#### Your assignment
The answer must be a single number: how many lines below contain "Drive".

────────

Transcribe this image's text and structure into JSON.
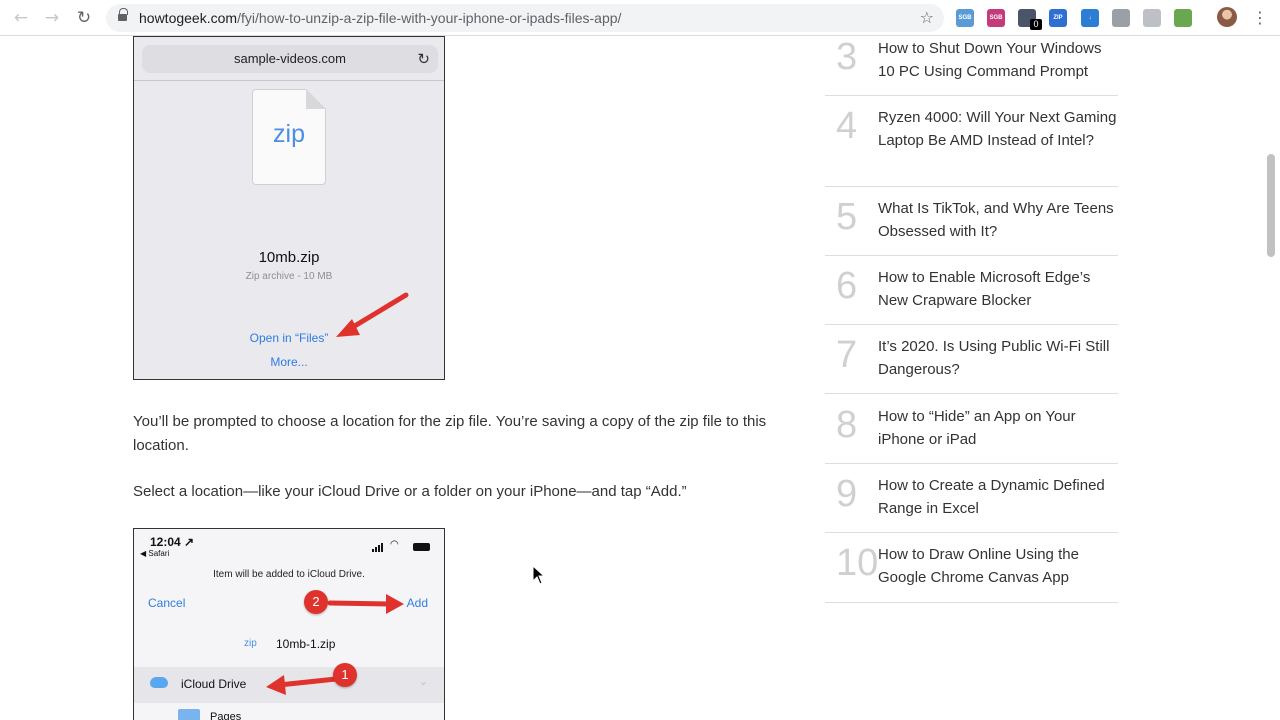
{
  "browser": {
    "back_icon": "←",
    "forward_icon": "→",
    "reload_icon": "↻",
    "url_host": "howtogeek.com",
    "url_path": "/fyi/how-to-unzip-a-zip-file-with-your-iphone-or-ipads-files-app/",
    "star_icon": "☆",
    "extensions": [
      {
        "label": "SGB",
        "color": "#5b9bd5"
      },
      {
        "label": "SGB",
        "color": "#c53a7a"
      },
      {
        "label": "",
        "color": "#4a5568"
      },
      {
        "label": "ZIP",
        "color": "#2f6fd1"
      },
      {
        "label": "↓",
        "color": "#2a7fd4"
      },
      {
        "label": "",
        "color": "#9aa0a6"
      },
      {
        "label": "",
        "color": "#bdc1c6"
      },
      {
        "label": "",
        "color": "#6aa84f"
      }
    ],
    "extension_badge": "0",
    "menu_icon": "⋮"
  },
  "article": {
    "shot1": {
      "address": "sample-videos.com",
      "reload_icon": "↻",
      "zip_label": "zip",
      "file_name": "10mb.zip",
      "file_meta": "Zip archive - 10 MB",
      "open_link": "Open in “Files”",
      "more_link": "More..."
    },
    "paragraph1": "You’ll be prompted to choose a location for the zip file. You’re saving a copy of the zip file to this location.",
    "paragraph2": "Select a location—like your iCloud Drive or a folder on your iPhone—and tap “Add.”",
    "shot2": {
      "time": "12:04 ↗",
      "back": "◀ Safari",
      "info": "Item will be added to iCloud Drive.",
      "cancel": "Cancel",
      "add": "Add",
      "zip_label": "zip",
      "file_name": "10mb-1.zip",
      "location": "iCloud Drive",
      "chevron": "⌄",
      "folder": "Pages",
      "badge1": "1",
      "badge2": "2"
    }
  },
  "sidebar": {
    "items": [
      {
        "num": "3",
        "title": "How to Shut Down Your Windows 10 PC Using Command Prompt"
      },
      {
        "num": "4",
        "title": "Ryzen 4000: Will Your Next Gaming Laptop Be AMD Instead of Intel?"
      },
      {
        "num": "5",
        "title": "What Is TikTok, and Why Are Teens Obsessed with It?"
      },
      {
        "num": "6",
        "title": "How to Enable Microsoft Edge’s New Crapware Blocker"
      },
      {
        "num": "7",
        "title": "It’s 2020. Is Using Public Wi-Fi Still Dangerous?"
      },
      {
        "num": "8",
        "title": "How to “Hide” an App on Your iPhone or iPad"
      },
      {
        "num": "9",
        "title": "How to Create a Dynamic Defined Range in Excel"
      },
      {
        "num": "10",
        "title": "How to Draw Online Using the Google Chrome Canvas App"
      }
    ]
  },
  "colors": {
    "link_blue": "#2f7ce0",
    "arrow_red": "#e0322c",
    "badge_red": "#e0322c"
  }
}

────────

#### Result of this task
3